Well, I had to see what all the GP talk was about. My brother is an amazing builder. He does carpentry work and has always had a nack for woodworking. He doesn’t paddle, but I mentioned the GP to him. He decided he would like to try it out. We followed the PDF from Chuck Holst and a great video by Matt Johnson! We bought a 2x4x8 piece of Spruce and went to work. He had the entire thing carved in about 3 hours last night. We have some sanding, shaping, and staining to do and then it’s finished. It may not be impressive to some, but for the first paddle…not bad. Ok, my question: I am a high angle paddler but I can adjust for the GP. My main concern is my boat. It is by no means a sea kayak. It is a Tsunami 125. Are the width (26") and height (15") going to affect the way I use the paddle? Will my knuckles be slamming into the edge of the cockpit the whole time? Let me know what you think.
How long is your paddle?
You may want a slightly longer one to get by the excess beam.
My GF frequently bangs the blade of her GP on the sharp deck to hull edge on a 24" CLC boat.
The height of the deck is a factor too.
You’ll just have to try it and see but use high and low angle strokes,anything you want and don’t be afraid to get your hands wet in order to bury the blade if you need a power stroke.
The paddle length…
…is 96". We took my measurements just as the instructions explained. Is that already on the long side? I do have long arms though. I am 6’ 230lbs. Bert, thanks for the good advice! I am looking forward to trying it out.
96" is very long
for a greenland paddle but at least you can cut some off if you want to. You must have a very long arm span. Ever think of being a boxer?
I use a greenland paddle with a 20" loom for kayaks between 19"-22" wide and it works fine. For a wider kayak I would probably feel more comfortable with a wider loom.
I find that I can use a relaxed low angle stroke or a more aggressive high angled stroke with a low deck kayak. With higher decked kayaks you can’t use as low of a stroke. If you use the paddle with different kayaks you’ll see that your stroke will adapt to the kayak.
The greenland paddle is a different tool that can use different techniques to get the most out of it so try different stroke techniques to see what works best for you. Enjoy.
good on ya
if you paddle for years and years and years it will pay big dividends on your joints…though not spoken of in many circles there is a distinct rate of joint damage associated with EPs…BCU can put that in their pipe and smoke it
That’s a VERY long GP and unless it’s because you made the loom longer to compensate for the beam of the boat, it’s probably too long overall. Like you, I’m 6’ tall and have long arms. Using the “armspan + a cubit” formula yields a paddle length of 96", but the “as high as you can reach and comfortably cup the tip” method yields a more reasonable 90" length. I’ve never used paddles longer than 90" with a 22" loom. In fact, after years of using 90" paddles, I’ve recently switched to 84" paddles and like them better. If you make a GP too long or too wide, it starts to feel more like a Euro paddle, which defeats the purpose.

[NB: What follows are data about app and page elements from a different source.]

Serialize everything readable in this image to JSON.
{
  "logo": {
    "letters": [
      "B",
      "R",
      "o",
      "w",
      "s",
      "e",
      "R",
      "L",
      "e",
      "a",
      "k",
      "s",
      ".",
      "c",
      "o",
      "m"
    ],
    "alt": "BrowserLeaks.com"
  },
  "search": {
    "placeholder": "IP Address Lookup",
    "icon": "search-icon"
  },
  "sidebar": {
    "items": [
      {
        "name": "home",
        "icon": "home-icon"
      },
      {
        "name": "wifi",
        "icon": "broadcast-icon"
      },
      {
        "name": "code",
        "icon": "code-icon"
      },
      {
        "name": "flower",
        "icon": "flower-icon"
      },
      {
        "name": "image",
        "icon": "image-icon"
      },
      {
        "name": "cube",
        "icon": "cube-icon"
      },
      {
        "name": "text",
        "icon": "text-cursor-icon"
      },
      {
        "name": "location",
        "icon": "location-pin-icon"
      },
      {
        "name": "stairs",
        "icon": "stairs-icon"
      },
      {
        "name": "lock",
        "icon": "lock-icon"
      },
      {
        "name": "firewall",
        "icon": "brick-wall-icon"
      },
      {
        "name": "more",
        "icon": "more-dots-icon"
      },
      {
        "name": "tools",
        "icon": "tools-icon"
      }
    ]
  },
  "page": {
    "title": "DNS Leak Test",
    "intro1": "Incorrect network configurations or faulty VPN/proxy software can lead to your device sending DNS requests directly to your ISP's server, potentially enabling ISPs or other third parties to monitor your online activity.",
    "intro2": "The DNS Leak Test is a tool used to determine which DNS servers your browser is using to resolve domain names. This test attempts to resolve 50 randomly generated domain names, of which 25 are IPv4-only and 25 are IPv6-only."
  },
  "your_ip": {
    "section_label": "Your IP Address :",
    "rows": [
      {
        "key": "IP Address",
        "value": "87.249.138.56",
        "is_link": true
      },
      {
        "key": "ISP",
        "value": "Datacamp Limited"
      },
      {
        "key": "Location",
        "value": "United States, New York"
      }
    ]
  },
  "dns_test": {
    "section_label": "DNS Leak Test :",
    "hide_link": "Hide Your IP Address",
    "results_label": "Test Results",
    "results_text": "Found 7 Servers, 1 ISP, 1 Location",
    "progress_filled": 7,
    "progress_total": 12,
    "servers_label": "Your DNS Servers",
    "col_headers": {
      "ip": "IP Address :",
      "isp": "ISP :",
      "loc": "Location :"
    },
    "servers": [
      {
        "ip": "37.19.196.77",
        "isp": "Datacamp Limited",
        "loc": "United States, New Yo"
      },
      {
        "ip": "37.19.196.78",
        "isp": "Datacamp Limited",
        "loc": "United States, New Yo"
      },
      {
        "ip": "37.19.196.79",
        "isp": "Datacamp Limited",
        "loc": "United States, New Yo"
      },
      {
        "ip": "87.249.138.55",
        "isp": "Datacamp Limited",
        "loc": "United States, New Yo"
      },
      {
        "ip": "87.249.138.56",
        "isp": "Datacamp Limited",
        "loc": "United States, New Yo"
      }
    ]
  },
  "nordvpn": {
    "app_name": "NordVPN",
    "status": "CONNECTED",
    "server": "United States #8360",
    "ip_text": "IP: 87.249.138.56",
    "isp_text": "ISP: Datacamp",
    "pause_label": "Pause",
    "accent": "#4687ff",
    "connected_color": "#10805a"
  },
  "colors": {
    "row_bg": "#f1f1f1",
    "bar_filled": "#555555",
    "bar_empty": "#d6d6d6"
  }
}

GPs will work at any paddle angle, so just use whatever angle suits you and your boat. The technique differs in that you don’t reach as far forward for the catch and the stroke ends behind your hip. Additionally, you apply power more gradually and maintain it farther back.
loom width for wide kayak
The instructions for loom length on a GP often assume that you are in a kayak not much wider than your hips. At 26" your kayak will be wide enough to require you to experiment. I usually find that the loom must be at least as wide as your kayak, so you don’t scrape your knuckles – but as the kayak gets much wider than a Greenland kayak all bets are off.
As Brian mentioned, don’t think that a GP is limited to a low-angle stroke. See the video clips on the Qajaq USA site and the technique information at http://www.qajaqusa.org/Technique/Strokes.html .
Could be but
I use a 88" paddle with a 19" loom and have paddled my Tsunami 120 just fine with it. I do have to use a slightly higher angle than with my Betsie Bay though.
Greg, just saw your reply
reminded me to offer congratulations for being the first to do a major modern day circumnavigation/expedition with a GP!!!
You are an awesome example to us all.
Thanks. Just as you never paddle the same river twice, all trips are really “firsts” as far as I’m concerned, and long trips such as this are open to anyone with solid skills who have the desire to do them. For most of us, the greatest difficulty is simply getting the time off.
Although no paddle design is great at everything, going long distances with many “miles per snicker’s bar” and handling rough conditions is what a Greenland paddle is made for, IMO. I expect to see their use continue to grow in the years ahead.
you are a paddling great, on the Appalachian, Pacific Crest and Continental Divide Trails they are called ‘trail legends’,so a paddling legend you are. I do hope to see your presentation on the circumnavigation of Greenland at the Sweetwater Symposium and it will be nice to see the EP crowd roll their eyes when they realize that some of the most intense water on Earth was dealth with via GP…
no no, nothing against the EP up here in the mountains…it’s just attitude and your is one of the best! Thanks for what you have done to the sport in general and a bigger thanks for putting the spot light on Greenlandic contributions long ago.